**What is required:**
What lines of the data hold the string "number"? Copy them all.

(Records from a dataset)
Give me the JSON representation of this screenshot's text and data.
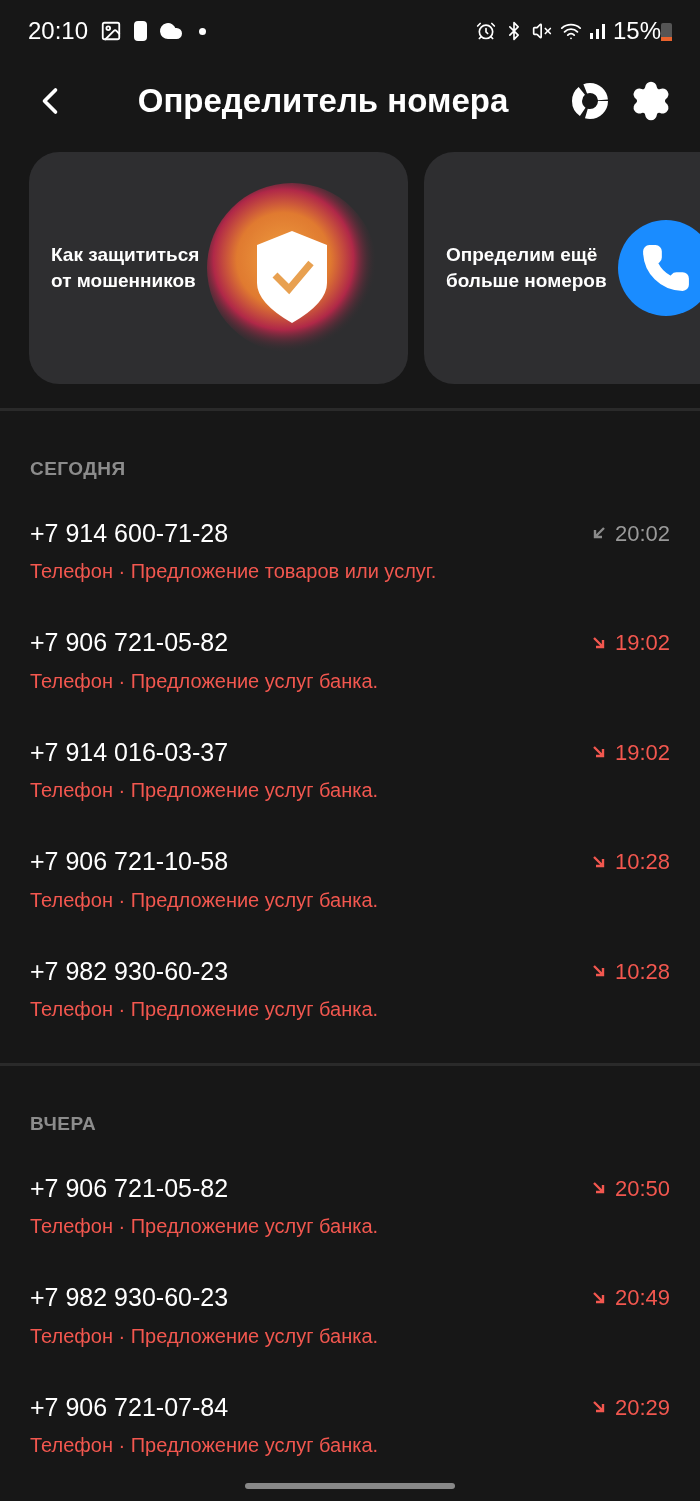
{
  "status_bar": {
    "time": "20:10",
    "battery": "15%"
  },
  "header": {
    "title": "Определитель номера"
  },
  "cards": [
    {
      "kind": "shield",
      "text": "Как защититься от мошенников"
    },
    {
      "kind": "phone",
      "text": "Определим ещё больше номеров"
    }
  ],
  "sections": [
    {
      "title": "СЕГОДНЯ",
      "calls": [
        {
          "number": "+7 914 600-71-28",
          "caption": "Телефон · Предложение товаров или услуг.",
          "time": "20:02",
          "kind": "incoming"
        },
        {
          "number": "+7 906 721-05-82",
          "caption": "Телефон · Предложение услуг банка.",
          "time": "19:02",
          "kind": "missed"
        },
        {
          "number": "+7 914 016-03-37",
          "caption": "Телефон · Предложение услуг банка.",
          "time": "19:02",
          "kind": "missed"
        },
        {
          "number": "+7 906 721-10-58",
          "caption": "Телефон · Предложение услуг банка.",
          "time": "10:28",
          "kind": "missed"
        },
        {
          "number": "+7 982 930-60-23",
          "caption": "Телефон · Предложение услуг банка.",
          "time": "10:28",
          "kind": "missed"
        }
      ]
    },
    {
      "title": "ВЧЕРА",
      "calls": [
        {
          "number": "+7 906 721-05-82",
          "caption": "Телефон · Предложение услуг банка.",
          "time": "20:50",
          "kind": "missed"
        },
        {
          "number": "+7 982 930-60-23",
          "caption": "Телефон · Предложение услуг банка.",
          "time": "20:49",
          "kind": "missed"
        },
        {
          "number": "+7 906 721-07-84",
          "caption": "Телефон · Предложение услуг банка.",
          "time": "20:29",
          "kind": "missed"
        }
      ]
    }
  ]
}
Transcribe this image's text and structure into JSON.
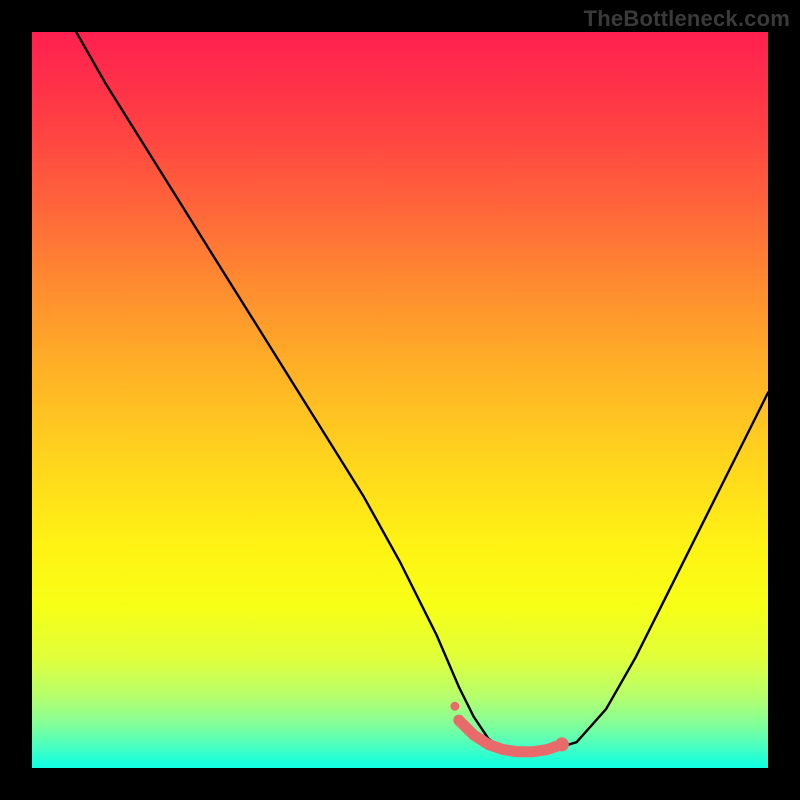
{
  "watermark": "TheBottleneck.com",
  "colors": {
    "background": "#000000",
    "curve": "#000000",
    "marker": "#e86a6a",
    "marker_outline": "#e86a6a"
  },
  "chart_data": {
    "type": "line",
    "title": "",
    "xlabel": "",
    "ylabel": "",
    "xlim": [
      0,
      100
    ],
    "ylim": [
      0,
      100
    ],
    "grid": false,
    "legend": false,
    "series": [
      {
        "name": "bottleneck-curve",
        "x": [
          6,
          10,
          15,
          20,
          25,
          30,
          35,
          40,
          45,
          50,
          55,
          58,
          60,
          62,
          64,
          66,
          68,
          70,
          74,
          78,
          82,
          86,
          90,
          94,
          98,
          100
        ],
        "values": [
          100,
          93,
          85,
          77,
          69,
          61,
          53,
          45,
          37,
          28,
          18,
          11,
          7,
          4,
          2.5,
          2,
          2,
          2.3,
          3.5,
          8,
          15,
          23,
          31,
          39,
          47,
          51
        ]
      }
    ],
    "markers": {
      "name": "highlight-segment",
      "x": [
        58,
        60,
        62,
        64,
        66,
        68,
        70,
        72
      ],
      "values": [
        6.5,
        4.5,
        3.2,
        2.5,
        2.2,
        2.2,
        2.5,
        3.2
      ]
    }
  }
}
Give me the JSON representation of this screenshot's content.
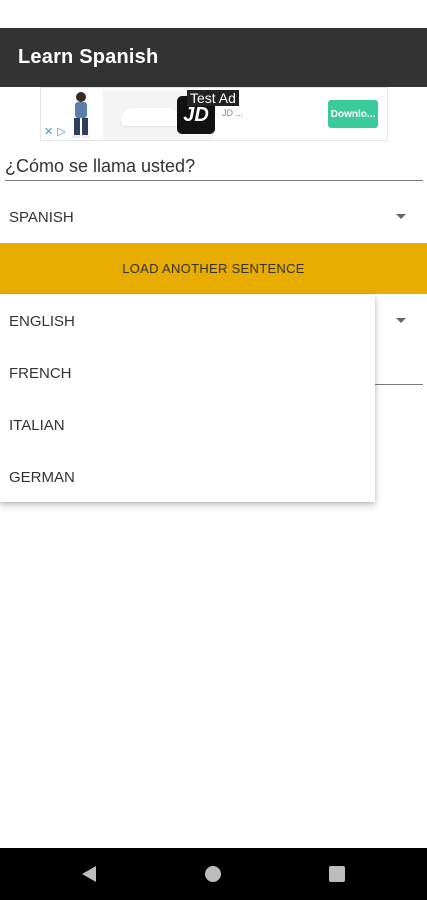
{
  "app": {
    "title": "Learn Spanish"
  },
  "ad": {
    "label": "Test Ad",
    "logo": "JD",
    "brand_fragment": "JD ...",
    "cta": "Downlo..."
  },
  "sentence": {
    "text": "¿Cómo se llama usted?"
  },
  "source_language": {
    "selected": "SPANISH"
  },
  "load_button": {
    "label": "LOAD ANOTHER SENTENCE"
  },
  "target_language": {
    "options": [
      "ENGLISH",
      "FRENCH",
      "ITALIAN",
      "GERMAN"
    ]
  },
  "icons": {
    "dropdown_arrow": "dropdown-arrow-icon",
    "nav_back": "back-icon",
    "nav_home": "home-icon",
    "nav_recents": "recents-icon"
  },
  "colors": {
    "appbar": "#333333",
    "accent": "#e8ab00",
    "navbar": "#000000"
  }
}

**Exercise solution:**
          "number": "+7 914 600-71-28",
          "number": "+7 906 721-05-82",
          "number": "+7 914 016-03-37",
          "number": "+7 906 721-10-58",
          "number": "+7 982 930-60-23",
          "number": "+7 906 721-05-82",
          "number": "+7 982 930-60-23",
          "number": "+7 906 721-07-84",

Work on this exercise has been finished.